This year, I planted broccoli in my usual way. Which is to say, I churned up enough ground to disturb deeply buried archaeological sites (and likely nicked a septic system in the process) and chopped the dirt until I was tired of doing it. And then scattered seeds roughly in a row, with very little attention being paid to spacing or exact placement.
And then I sat back to watch it grow.
My wife, who understands both plants (and me) better than I do, has devoted a few minutes each day to watering and fertilizing the 'row'.
And the broccoli has started to emerge. (Insert odd gleeful dance here).

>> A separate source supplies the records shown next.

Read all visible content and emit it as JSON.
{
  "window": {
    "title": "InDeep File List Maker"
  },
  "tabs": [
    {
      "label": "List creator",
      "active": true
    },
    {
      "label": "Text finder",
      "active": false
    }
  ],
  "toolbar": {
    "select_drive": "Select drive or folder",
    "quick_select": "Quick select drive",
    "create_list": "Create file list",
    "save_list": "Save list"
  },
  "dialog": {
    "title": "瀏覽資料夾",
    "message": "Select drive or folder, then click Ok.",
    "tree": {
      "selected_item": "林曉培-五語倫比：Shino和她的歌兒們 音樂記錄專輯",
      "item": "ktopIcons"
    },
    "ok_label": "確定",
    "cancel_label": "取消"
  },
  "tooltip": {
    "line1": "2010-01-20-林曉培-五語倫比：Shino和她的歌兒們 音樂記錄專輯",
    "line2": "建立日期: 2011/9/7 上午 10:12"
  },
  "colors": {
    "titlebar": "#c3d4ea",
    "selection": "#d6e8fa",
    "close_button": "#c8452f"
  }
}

Predictably, however, the seeds were spread in 'rows' that more resembled 'bunches' or 'clumps'. And I have seen this before, and know what comes next.
I have to try and figure out which of the individuals are the most likely to give me good broccoli. And then pull out all the rest.

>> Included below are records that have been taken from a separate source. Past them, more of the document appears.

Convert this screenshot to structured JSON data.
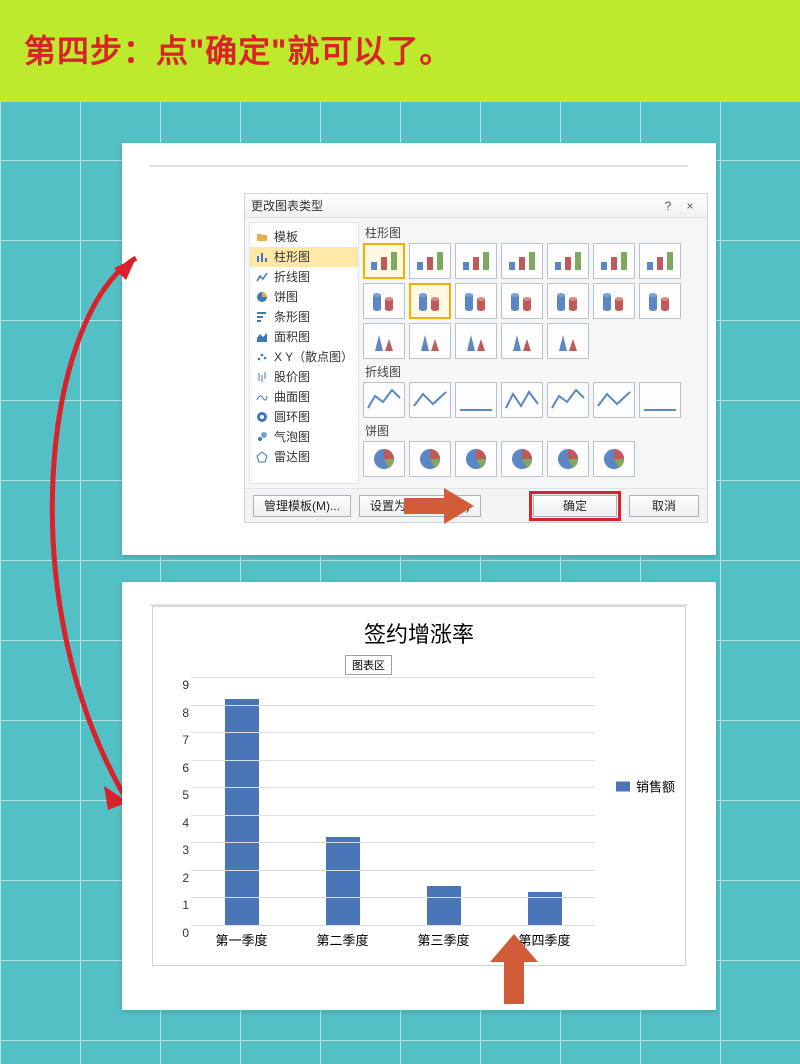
{
  "header": {
    "step_text": "第四步：点\"确定\"就可以了。"
  },
  "dialog": {
    "title": "更改图表类型",
    "help": "?",
    "close": "×",
    "left_items": [
      {
        "label": "模板",
        "icon": "folder"
      },
      {
        "label": "柱形图",
        "icon": "column",
        "selected": true
      },
      {
        "label": "折线图",
        "icon": "line"
      },
      {
        "label": "饼图",
        "icon": "pie"
      },
      {
        "label": "条形图",
        "icon": "bar"
      },
      {
        "label": "面积图",
        "icon": "area"
      },
      {
        "label": "X Y（散点图）",
        "icon": "scatter"
      },
      {
        "label": "股价图",
        "icon": "stock"
      },
      {
        "label": "曲面图",
        "icon": "surface"
      },
      {
        "label": "圆环图",
        "icon": "donut"
      },
      {
        "label": "气泡图",
        "icon": "bubble"
      },
      {
        "label": "雷达图",
        "icon": "radar"
      }
    ],
    "sections": {
      "column": "柱形图",
      "line": "折线图",
      "pie": "饼图"
    },
    "footer": {
      "manage": "管理模板(M)...",
      "setdefault": "设置为默认图表(S)",
      "ok": "确定",
      "cancel": "取消"
    }
  },
  "chart_data": {
    "type": "bar",
    "title": "签约增涨率",
    "chip": "图表区",
    "legend": "销售额",
    "categories": [
      "第一季度",
      "第二季度",
      "第三季度",
      "第四季度"
    ],
    "values": [
      8.2,
      3.2,
      1.4,
      1.2
    ],
    "ymin": 0,
    "ymax": 9,
    "ystep": 1,
    "xlabel": "",
    "ylabel": ""
  },
  "colors": {
    "accent_red": "#d9222a",
    "bar_blue": "#4a76b8",
    "arrow_orange": "#d25c3a"
  }
}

This is a hard thing for me. I want to see all of my seedlings thrive. But without pruning, without thinning the herd, all of them end up puny, starved, or dead. Removing the competition (whether it is weedy competition or competition among healthy seedlings) is the only way to allow the final product - the 'keepers' - to do well.
So I have to go back to my broccoli row today and decide which broccoli is likely to give me good vegetables. Should I keep the tallest, or will it just get leggy? Should I keep the runts, with the idea that they will be small and tender?
How do I thin the herd?
Meanwhile, here are the things I am currently working on:
-Article proposal on fireflies
-Article proposal on man-cave barbershops
-1-hour lecture preparation on Shroud of Turin (completed)
-Lecture prep for the fall's offering - a college class on "Personalities of the Bible"
-Build a "bespoke archaeology" business
-Tapping sycamore trees for a feasibility study
-Tapping pecan trees for a feasibility study
-Growing a garden with only native american domesticates
-Planning a website for selling prehistoric 'dice' made from lamb bones
-Planting indigo to make natural dyes for my harvested cotton
-Working on an album concept for a male a capella remake of boy bands music
-Planning a honey extraction business
-Editing notes from a Sunday school class for publication (and thinking about the second and third one)
-Teaching myself the banjo
-Outlining a novel on the placement of a man in Witness Protection in a government job in the Corps of Engineers (burro-cratic hilarity ensues!)
-Writing a short story from the perspective of a Loki character
-Building a furnace for smelting aluminum - to make those cool ant-hill casts
-Building a furnace for smelting aluminum - to make those as-yet unknown crawfish-burrow casts
-Turn crawfish and anthill casts into jewelry
-Using the furnace to smith blades from scrap iron (scrap iron snagged from Corps site leftovers)
-Compete in Toastmasters competition
-Build a silver smithing business (making a few coin rings started it)
It comes as no surprise, I suppose, that I have a difficult time separating out the 'keepers' in my garden. I can't decide what are keepers in my own to-do list. I want to see all of my seedling projects thrive.
How do you prioritize when you are endlessly fascinated by everything?
I am awe inspired by people who can focus. People who can look at a bonsai tree, and quietly meditate while pruning just the right twigs to create the beauty they want to see. (Note to self, buy book on bonsai meditation, add item to my to to-do list). People who carry their calmness with them, instead of the 'satiable curtiosity of a five-year old (Note to self - time to re-read the Just-So Stories, to make sure I have that quote spelled right).
Maybe I'll just clear out half of that broccoli when I get home. Leave the other half for next week.